6. Pastors should invest a much greater time in study and analysis of issues and movements of our day and teach the Biblical response to congregations while being a pattern to every believer of what it means to “Prove all things; hold fast that which is good” (1 Thess. 5:21).

I am amazed by the shallow reasoning and thinking of many Fundamentalists related to questionable worldly activities. Each pastor should be able to write a Sunday school lesson or develop principle–based messages on Biblical positions related to:

  1. Music
  2. Dancing
  3. Movies and videos
  4. Smoking, obesity
  5. Promise Keepers
  6. ECT, NCC, New Evangelicalism, ecumenical evangelicalism, etc.
  7. Gambling
  8. Abortion
  9. Premarital sexual activity and sensuality in behavior and dress

If members of Bible-believing churches should wonder why these things are wrong, the reasons given must be Biblical. Evidence on the character of the activities must be accurate, and principles related to Christian living must be articulated clearly, forcefully, and unequivocally. We must not only identify issues of the day which violate Scripture or its clearly taught principles, but we must also transmit our research and reasoning to congregations so that abstinence from weakening practices or unbiblical actions can be reinforced by parents, Christian school teachers, and the youth workers. The pastor in effect becomes the lead teacher to “faithful men, who shall be able to teach others also” (1 Tim. 2:2).

Endurance of a ministry and congregational fidelity to the Word of God should be a goal of each fundamental Baptist pastor.

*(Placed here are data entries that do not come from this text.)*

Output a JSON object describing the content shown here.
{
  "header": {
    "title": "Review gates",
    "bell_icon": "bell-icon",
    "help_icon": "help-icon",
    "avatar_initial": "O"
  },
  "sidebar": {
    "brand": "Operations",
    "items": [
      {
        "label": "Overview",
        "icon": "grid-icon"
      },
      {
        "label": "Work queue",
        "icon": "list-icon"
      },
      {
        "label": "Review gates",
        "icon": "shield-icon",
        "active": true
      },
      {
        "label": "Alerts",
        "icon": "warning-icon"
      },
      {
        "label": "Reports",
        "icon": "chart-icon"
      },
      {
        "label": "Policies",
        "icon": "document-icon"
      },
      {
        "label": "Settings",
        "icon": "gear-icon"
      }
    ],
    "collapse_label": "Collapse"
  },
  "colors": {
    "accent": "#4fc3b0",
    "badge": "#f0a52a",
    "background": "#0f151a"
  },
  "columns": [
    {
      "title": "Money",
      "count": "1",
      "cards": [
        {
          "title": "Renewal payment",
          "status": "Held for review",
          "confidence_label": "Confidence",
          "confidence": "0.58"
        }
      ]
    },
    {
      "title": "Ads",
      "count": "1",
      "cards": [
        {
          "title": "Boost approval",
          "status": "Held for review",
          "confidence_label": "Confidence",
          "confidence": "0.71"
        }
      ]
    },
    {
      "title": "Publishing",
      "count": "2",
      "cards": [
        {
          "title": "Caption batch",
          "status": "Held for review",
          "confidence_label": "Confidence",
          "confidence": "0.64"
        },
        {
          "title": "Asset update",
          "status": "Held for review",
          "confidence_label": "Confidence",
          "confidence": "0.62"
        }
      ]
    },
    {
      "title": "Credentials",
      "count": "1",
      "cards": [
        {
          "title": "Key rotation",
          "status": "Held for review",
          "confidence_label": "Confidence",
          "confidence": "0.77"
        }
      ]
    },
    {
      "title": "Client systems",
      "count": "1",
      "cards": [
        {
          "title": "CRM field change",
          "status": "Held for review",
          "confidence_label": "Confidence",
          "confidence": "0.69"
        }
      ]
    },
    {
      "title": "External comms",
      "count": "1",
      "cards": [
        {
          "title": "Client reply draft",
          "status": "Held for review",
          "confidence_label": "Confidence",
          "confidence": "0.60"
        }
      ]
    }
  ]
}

The surest way to achieve such an end is to develop practices and positions from a careful, personal study of the Scripture, keeping a careful, wary eye out for strategies (wiles) that the devil would suggest in order to increase our ministry at the cost of diluting the blessing of God.

Dr. John Brock is Vice President of Academic Affairs at Maranatha Baptist Bible College in Watertown, Wisconsin.

(Originally published in FrontLine• July/August 2001. Click here to subscribe to the magazine.)